For gaming fanatics, the list of special guests on hand for Q&As and keynote speeches reads like the top-line of a major summer festival, including YouTube star Markiplier, Lordminion777 and Muyskerm. Markiplier (born Mark Fischbach), 29, was born in Hawaii, but acutally got his gaming start in Cincinnati and to date has amasssed more than 23 million subscribers to his YouTube channel, which has racked up more than 11 billion views thanks to his high-energy Let’s Play YT videos, where he usually plays horror games.
“I mentioned that Markiplier was coming and my son rattled off all kinds of stuff about him right away,” says Shafer, who sees the immersive event as a unique, authentic opportunity to tap into a millenial and Gen-Z audience that might otherwise be hard to reach given gaming’s repuation as an indoor, sometimes solitary (or virtual community) pursuit.
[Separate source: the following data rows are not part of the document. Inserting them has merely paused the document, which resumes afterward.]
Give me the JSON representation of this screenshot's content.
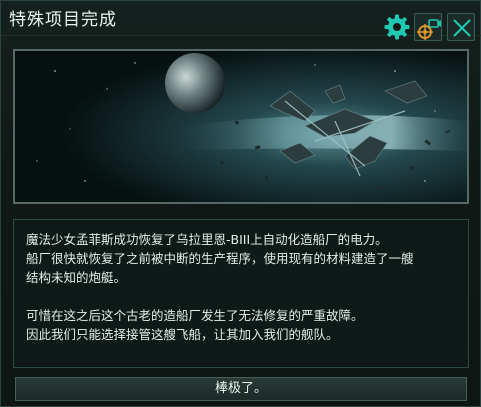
{
  "dialog": {
    "title": "特殊项目完成",
    "icons": {
      "settings": "gear-icon",
      "camera": "camera-target-icon",
      "close": "close-icon"
    },
    "accent_color": "#1fc9b3",
    "camera_color": "#e89a2c",
    "paragraph1_line1": "魔法少女孟菲斯成功恢复了乌拉里恩-BIII上自动化造船厂的电力。",
    "paragraph1_line2": "船厂很快就恢复了之前被中断的生产程序，使用现有的材料建造了一艘",
    "paragraph1_line3": "结构未知的炮艇。",
    "paragraph2_line1": "可惜在这之后这个古老的造船厂发生了无法修复的严重故障。",
    "paragraph2_line2": "因此我们只能选择接管这艘飞船，让其加入我们的舰队。",
    "confirm_label": "棒极了。"
  }
}
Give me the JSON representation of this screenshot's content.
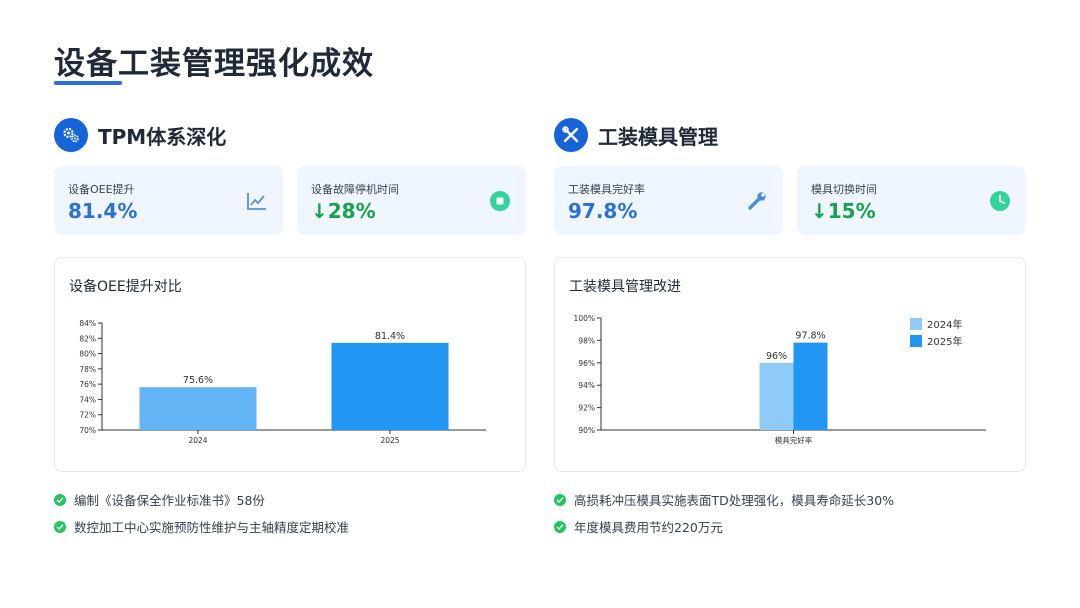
{
  "page": {
    "title": "设备工装管理强化成效"
  },
  "colors": {
    "accent": "#2b6fd8",
    "green": "#16a34a",
    "bar_light": "#64b5f6",
    "bar_dark": "#2196f3",
    "bar_light2": "#90caf9"
  },
  "left": {
    "section_title": "TPM体系深化",
    "section_icon": "gears-icon",
    "kpis": [
      {
        "label": "设备OEE提升",
        "value": "81.4%",
        "icon": "line-chart-icon"
      },
      {
        "label": "设备故障停机时间",
        "value": "↓28%",
        "icon": "stop-circle-icon"
      }
    ],
    "chart_title": "设备OEE提升对比",
    "bullets": [
      "编制《设备保全作业标准书》58份",
      "数控加工中心实施预防性维护与主轴精度定期校准"
    ]
  },
  "right": {
    "section_title": "工装模具管理",
    "section_icon": "tools-icon",
    "kpis": [
      {
        "label": "工装模具完好率",
        "value": "97.8%",
        "icon": "wrench-icon"
      },
      {
        "label": "模具切换时间",
        "value": "↓15%",
        "icon": "clock-icon"
      }
    ],
    "chart_title": "工装模具管理改进",
    "bullets": [
      "高损耗冲压模具实施表面TD处理强化，模具寿命延长30%",
      "年度模具费用节约220万元"
    ]
  },
  "chart_data": [
    {
      "type": "bar",
      "title": "设备OEE提升对比",
      "categories": [
        "2024",
        "2025"
      ],
      "values": [
        75.6,
        81.4
      ],
      "data_labels": [
        "75.6%",
        "81.4%"
      ],
      "ylim": [
        70,
        84
      ],
      "yticks": [
        "70%",
        "72%",
        "74%",
        "76%",
        "78%",
        "80%",
        "82%",
        "84%"
      ],
      "grid": false
    },
    {
      "type": "bar",
      "title": "工装模具管理改进",
      "categories": [
        "模具完好率"
      ],
      "series": [
        {
          "name": "2024年",
          "values": [
            96
          ],
          "data_labels": [
            "96%"
          ]
        },
        {
          "name": "2025年",
          "values": [
            97.8
          ],
          "data_labels": [
            "97.8%"
          ]
        }
      ],
      "ylim": [
        90,
        100
      ],
      "yticks": [
        "90%",
        "92%",
        "94%",
        "96%",
        "98%",
        "100%"
      ],
      "legend": "top-right",
      "grid": false
    }
  ]
}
The dive into the new digital arena made sense to Donabedian considering that professional Esports are expected to generate more than $1 billion in revenue in 2019 and there is currently nothing like PiviP — a pallindrome he landed on because it is similar to the Esports acronym for “player vs. player,” has the pharse “VIP” embedded in it and kind of looks like a video game player’s handle. Neither man could predict what attendance for the first-year event will be since there is no hard ticket this year, but Donabedian is confident that dedicated gamers and those just standing in line for a ride who catch a bit of an Overwatch tournament on a monitor will get caught up in the excitment of the day’s action.
The cost of admission to the park includes a full day of access to KI’s rides and facilities, as well as a PiviP Action Zone with the VR Rhythm Game Beat Saber, selfie opportunities with some of the region’s leading cosplayers, an indoor exhibitors hall, meet & greets and Q&As with leading gamers and a parkwide Pokemon Go contest.
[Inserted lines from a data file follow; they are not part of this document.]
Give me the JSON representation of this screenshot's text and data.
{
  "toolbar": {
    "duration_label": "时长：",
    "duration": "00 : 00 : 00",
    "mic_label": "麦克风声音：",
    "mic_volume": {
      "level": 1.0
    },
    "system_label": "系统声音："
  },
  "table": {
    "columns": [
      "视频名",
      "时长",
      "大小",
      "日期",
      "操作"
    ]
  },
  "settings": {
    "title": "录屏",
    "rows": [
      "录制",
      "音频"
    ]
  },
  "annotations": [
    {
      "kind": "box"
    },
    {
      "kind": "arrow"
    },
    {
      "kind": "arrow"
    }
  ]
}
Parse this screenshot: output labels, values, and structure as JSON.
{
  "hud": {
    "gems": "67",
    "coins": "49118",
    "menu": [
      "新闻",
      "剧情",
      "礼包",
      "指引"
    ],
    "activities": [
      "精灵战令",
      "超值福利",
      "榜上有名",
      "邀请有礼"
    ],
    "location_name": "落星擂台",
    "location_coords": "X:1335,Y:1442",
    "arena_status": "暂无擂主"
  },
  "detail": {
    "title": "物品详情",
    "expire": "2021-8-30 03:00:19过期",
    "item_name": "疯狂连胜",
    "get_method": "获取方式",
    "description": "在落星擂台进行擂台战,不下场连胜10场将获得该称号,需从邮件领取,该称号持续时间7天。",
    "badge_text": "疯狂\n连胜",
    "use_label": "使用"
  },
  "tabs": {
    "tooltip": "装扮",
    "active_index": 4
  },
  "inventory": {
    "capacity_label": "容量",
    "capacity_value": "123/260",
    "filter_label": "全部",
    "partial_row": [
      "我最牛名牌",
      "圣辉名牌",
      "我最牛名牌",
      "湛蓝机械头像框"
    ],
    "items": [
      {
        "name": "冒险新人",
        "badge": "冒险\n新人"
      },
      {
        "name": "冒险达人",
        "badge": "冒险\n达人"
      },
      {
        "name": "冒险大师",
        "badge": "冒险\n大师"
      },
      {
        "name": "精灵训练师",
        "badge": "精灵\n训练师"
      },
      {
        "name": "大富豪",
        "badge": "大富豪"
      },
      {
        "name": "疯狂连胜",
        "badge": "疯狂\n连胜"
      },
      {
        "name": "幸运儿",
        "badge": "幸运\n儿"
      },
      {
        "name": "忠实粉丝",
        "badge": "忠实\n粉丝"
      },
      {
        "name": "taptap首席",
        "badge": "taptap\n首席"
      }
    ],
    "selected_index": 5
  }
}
The tournaments will be MC’d by Jess Brohard, a frequent host for the CODWorld League and veteran Major League Gaming (MLG) host based out of neighboring Columbus, Ohio. Due to its preview nature, the qualifying tournaments for the competitions in Super Smash Bros. Ultimate, Fortnite, League of Legends and Overwatch were held in March and April, with finalists from those tournaments competing for a share of a $20,000 prize pool in battles that will be streamed live on the Twitch video platform from KI’s Festhaus.
For Donabedian, 2019 is a trail balloon for what he hopes will be a much bigger event in 2020, with on-site competitions and a larger takeover of the park, and, possibly, a musical aspect as well. “Our goal is to expand the tournament into [KI’s] Timberwolf amphitheater,” he says of the park’s barely-used 9,000-capacity venue, which in the past has hosted everyone from Britney Spears to Johnny Cash, Plain White T’s, Jimmy Buffett and INXS.
“We’re looking for something that can scale and if it works here there’s no reason we can’t pick it up and move it to another park and have the same guest experience benefit there,” says Shafer, who has been “blown away” by the guest reaction so far and reach-out from brands interested in partnering with PiviP. “It’s a great way to connect gamers to Kings Island and give them a chance to go to a conference, then connect with people and say, ‘let’s go see Markiplier and then ride the Banshee together.'”
Donabedian says the deal with Cedar Fair is for this year only at the moment, but if the first one works out, he expects to move forward with the 2020 expansion and have PiviP in multiple parks by 2021.